The pandemic has struck sub-Saharan Africa with particular intensity. In 2020 – the first year of the pandemic – GDP per capita in the region fell an unprecedented 4.5 per cent. But while agriculture, industry and trade are slowly recovering, lost teaching days will exert an acute impact over the long term. A new ZEW study quantifies COVID-19’s impact on education in eight sub-Saharan countries.
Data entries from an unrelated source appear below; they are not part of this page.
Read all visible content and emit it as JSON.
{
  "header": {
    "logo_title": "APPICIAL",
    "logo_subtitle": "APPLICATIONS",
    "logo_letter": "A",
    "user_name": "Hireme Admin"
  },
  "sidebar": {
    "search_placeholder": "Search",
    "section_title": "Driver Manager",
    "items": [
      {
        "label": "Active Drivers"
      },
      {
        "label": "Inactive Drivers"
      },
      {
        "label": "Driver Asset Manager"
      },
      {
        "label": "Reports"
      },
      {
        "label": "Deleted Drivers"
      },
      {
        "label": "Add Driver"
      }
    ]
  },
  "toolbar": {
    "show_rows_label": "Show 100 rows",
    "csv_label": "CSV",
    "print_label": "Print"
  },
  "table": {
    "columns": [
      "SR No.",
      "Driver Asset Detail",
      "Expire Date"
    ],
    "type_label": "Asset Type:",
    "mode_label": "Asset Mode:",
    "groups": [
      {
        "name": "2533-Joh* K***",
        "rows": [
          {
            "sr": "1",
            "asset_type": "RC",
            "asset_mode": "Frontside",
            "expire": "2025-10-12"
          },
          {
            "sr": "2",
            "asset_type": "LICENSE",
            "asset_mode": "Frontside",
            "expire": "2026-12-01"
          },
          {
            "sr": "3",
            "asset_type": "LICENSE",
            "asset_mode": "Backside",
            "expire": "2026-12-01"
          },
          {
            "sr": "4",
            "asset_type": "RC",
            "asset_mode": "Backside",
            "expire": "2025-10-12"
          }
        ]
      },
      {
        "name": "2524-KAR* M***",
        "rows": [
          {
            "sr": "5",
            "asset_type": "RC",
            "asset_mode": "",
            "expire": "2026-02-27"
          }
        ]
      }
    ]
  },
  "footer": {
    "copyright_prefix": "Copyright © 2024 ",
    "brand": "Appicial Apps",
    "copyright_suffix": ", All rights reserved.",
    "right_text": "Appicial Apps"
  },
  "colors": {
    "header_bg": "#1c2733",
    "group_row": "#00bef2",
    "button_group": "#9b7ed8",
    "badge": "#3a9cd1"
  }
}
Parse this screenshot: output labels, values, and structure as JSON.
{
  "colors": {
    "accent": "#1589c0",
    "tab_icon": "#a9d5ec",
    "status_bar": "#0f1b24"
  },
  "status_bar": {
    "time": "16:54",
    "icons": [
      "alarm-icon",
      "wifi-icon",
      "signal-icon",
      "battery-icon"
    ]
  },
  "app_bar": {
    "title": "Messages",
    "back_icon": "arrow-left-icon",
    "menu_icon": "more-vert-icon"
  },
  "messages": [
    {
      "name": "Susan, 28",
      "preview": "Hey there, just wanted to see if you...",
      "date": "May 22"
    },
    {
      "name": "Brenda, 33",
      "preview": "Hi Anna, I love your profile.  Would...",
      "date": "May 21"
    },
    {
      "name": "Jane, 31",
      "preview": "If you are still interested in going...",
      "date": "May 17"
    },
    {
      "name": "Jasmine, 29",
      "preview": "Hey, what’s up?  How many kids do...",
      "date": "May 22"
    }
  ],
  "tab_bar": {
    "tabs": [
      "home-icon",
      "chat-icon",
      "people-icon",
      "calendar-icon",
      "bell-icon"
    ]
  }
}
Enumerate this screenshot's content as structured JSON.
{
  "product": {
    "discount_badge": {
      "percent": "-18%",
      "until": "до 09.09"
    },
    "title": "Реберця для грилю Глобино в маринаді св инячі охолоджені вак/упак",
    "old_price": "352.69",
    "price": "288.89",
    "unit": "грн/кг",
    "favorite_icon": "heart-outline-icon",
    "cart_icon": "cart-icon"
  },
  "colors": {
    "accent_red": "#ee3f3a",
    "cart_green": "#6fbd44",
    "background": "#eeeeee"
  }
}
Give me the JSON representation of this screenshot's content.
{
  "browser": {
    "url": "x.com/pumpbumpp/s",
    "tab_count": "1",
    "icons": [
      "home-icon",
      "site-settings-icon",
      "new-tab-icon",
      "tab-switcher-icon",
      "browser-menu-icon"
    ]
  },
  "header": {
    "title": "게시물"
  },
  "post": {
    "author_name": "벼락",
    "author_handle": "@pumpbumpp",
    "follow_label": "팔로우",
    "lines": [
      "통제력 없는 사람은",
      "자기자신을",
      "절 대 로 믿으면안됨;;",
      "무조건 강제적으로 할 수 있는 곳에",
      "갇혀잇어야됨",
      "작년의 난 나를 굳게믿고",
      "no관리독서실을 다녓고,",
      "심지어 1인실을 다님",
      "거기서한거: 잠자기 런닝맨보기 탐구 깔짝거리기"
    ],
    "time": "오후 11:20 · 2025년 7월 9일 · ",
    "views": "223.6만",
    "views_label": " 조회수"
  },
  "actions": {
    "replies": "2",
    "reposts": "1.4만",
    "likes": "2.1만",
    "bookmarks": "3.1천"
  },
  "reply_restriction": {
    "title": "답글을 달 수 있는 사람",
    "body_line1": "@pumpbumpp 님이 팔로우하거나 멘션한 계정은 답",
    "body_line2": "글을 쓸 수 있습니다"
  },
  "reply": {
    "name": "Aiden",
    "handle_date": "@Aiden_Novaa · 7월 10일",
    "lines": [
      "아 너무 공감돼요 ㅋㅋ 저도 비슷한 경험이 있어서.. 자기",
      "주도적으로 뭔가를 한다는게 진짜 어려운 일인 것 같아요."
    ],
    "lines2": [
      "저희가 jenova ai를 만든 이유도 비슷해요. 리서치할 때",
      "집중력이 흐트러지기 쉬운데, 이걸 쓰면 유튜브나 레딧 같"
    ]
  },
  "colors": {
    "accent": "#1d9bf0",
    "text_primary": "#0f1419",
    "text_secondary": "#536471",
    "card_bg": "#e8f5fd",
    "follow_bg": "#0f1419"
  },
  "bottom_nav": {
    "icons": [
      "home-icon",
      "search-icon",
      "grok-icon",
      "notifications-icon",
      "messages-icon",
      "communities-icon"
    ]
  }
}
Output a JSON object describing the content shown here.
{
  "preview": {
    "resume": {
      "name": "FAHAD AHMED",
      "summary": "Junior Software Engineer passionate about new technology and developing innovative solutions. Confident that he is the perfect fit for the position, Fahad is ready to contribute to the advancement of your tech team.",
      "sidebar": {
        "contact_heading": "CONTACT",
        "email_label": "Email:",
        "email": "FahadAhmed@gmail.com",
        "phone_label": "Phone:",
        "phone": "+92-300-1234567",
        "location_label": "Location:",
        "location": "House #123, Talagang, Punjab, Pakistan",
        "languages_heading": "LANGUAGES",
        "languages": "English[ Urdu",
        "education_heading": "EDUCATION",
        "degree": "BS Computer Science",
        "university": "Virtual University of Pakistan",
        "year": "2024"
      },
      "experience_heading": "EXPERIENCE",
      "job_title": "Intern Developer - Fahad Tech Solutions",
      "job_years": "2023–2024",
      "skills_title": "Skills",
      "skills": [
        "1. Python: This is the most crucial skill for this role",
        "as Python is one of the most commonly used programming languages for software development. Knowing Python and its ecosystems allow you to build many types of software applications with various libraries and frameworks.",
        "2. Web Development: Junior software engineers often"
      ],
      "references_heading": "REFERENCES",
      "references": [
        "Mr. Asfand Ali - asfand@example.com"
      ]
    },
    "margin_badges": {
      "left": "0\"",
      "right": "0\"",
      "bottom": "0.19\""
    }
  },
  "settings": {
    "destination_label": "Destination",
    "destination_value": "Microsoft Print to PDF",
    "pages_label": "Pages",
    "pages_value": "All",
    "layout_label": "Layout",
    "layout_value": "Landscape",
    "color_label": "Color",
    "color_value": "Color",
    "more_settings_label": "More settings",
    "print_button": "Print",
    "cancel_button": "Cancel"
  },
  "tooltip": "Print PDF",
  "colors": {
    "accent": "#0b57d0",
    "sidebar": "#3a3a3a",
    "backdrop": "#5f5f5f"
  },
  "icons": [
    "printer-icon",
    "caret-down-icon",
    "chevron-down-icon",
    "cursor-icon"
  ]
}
The study identifies a large discrepancy in terms of lost teaching days: Young people from educationally disadvantaged households lost between 31 and 118 days of instruction in 2020 and 2021. By contrast, amongst young people whose parents have at least a primary school diploma, comparatively few instruction days were lost, ranging from 10 to 33. The researchers Guido Neidhöfer, Nora Lustig and Patricio Larroulet then simulated the effects of school closures and educational policies on three indicators: secondary school completion rates; social mobility; and long-term income inequality.